Markets can be turbulent, and as investor, we all experience emotions that effect our decision making and lead to common biases of what should happen next.  Investing biases are psychological factors that can lead investors to make irrational decisions, often resulting in poor investment outcomes. These biases can be dangerous for investors because they can lead to poor investment decisions based on faulty logic rather than sound investment principles. In this article, we will explore six common investing biases and illustrate an example of each.

  1. Anchoring Bias: Anchoring bias occurs when investors rely too heavily on one piece of information when making investment decisions. For example, an investor may anchor to a particular stock price or earnings report and refuse to adjust their investment strategy even when new information suggests a different course of action.

Example: An investor may anchor to a particular price at which they purchased a stock and hold onto it even when the stock’s fundamentals have changed significantly.

  1. Confirmation Bias: Confirmation bias occurs when investors seek out information that confirms their existing beliefs and ignore information that contradicts them. This can result in investors missing out on important information that could inform their investment decisions.

Example: An investor may only read news articles that support their belief that a particular stock is undervalued, ignoring negative news that suggests the stock is overvalued.

  1. Recency Bias: Recency bias occurs when investors give too much weight to recent events and ignore long-term trends. This can result in investors making short-term investment decisions that do not align with their long-term investment goals.

Example: An investor may focus too much on the recent performance of a particular stock and make an investment decision based on short-term trends, rather than considering the stock’s long-term potential.

  1. Herding Bias: Herding bias occurs when investors follow the crowd rather than making independent investment decisions. This can lead to investors making investment decisions based on popular trends rather than their own analysis of the investment opportunity.

Example: An investor may invest in a particular stock simply because it is popular among their peers or has been heavily promoted by the media, without conducting their own research on the stock’s potential.

  1. Ambiguity Bias: Ambiguity bias occurs when investors avoid making decisions when the outcome is uncertain or when they do not have complete information. This can result in missed investment opportunities or inaction when action is necessary.

Example: An investor may avoid investing in a new technology company because they do not understand the technology or because the company is in a new and uncertain market.

  1. Myopic Loss Aversion Bias: Myopic loss aversion bias occurs when investors focus too much on short-term losses and are unwilling to take on risk for long-term gains. This can result in investors missing out on high-growth investment opportunities or exiting investments prematurely.

Example: An investor may sell a stock at a loss to avoid further short-term losses, even if the stock has strong long-term growth potential.

Understanding and avoiding these common investing biases can help investors make more informed and rational investment decisions. Ways to avoid these pitfalls are education, objectivity, diversification, and a long-term perspective.  By focusing on the right things, investors will perform better over time.

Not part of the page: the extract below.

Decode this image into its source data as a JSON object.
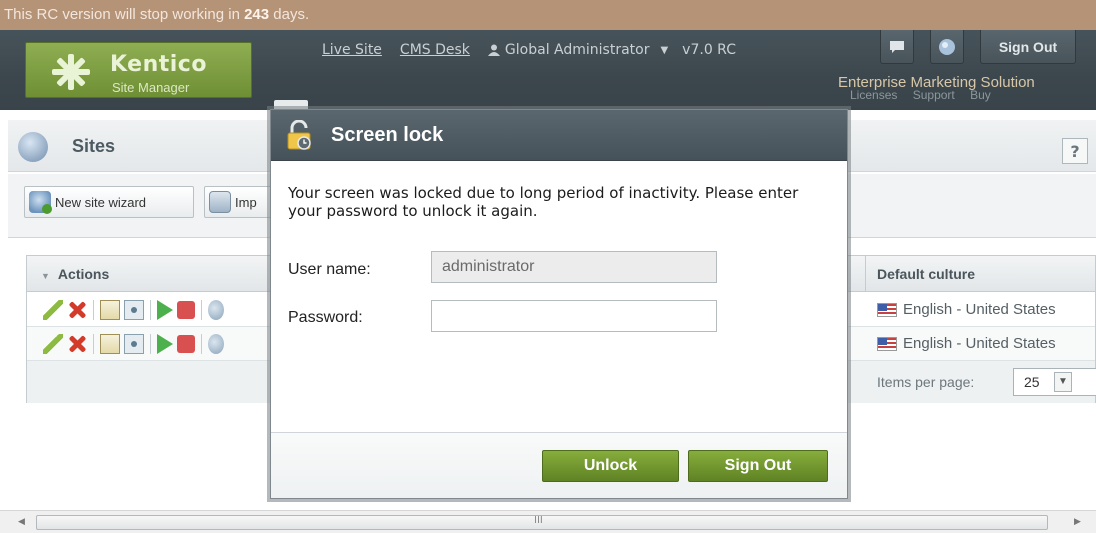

Presented by the Financial Planning Committee of Lake Street, an SEC Registered Investment Adviser
The information contained herein constitutes general information and is not directed to, designed for, or individually tailored to, any particular investor or potential investor. This report is not intended to be a client-specific suitability analysis or recommendation, an offer to participate in any investment, or a recommendation to buy, hold or sell securities. Do not use this report as the sole basis for investment decisions. Do not select an asset class or investment product based on performance alone. Consider all relevant information, including your existing portfolio, investment objectives, risk tolerance, liquidity needs and investment time horizon. Diversification does not ensure a profit or guarantee against a loss. There is no assurance that any investment strategy will be successful. Investing involves risk and you may incur a profit or a loss.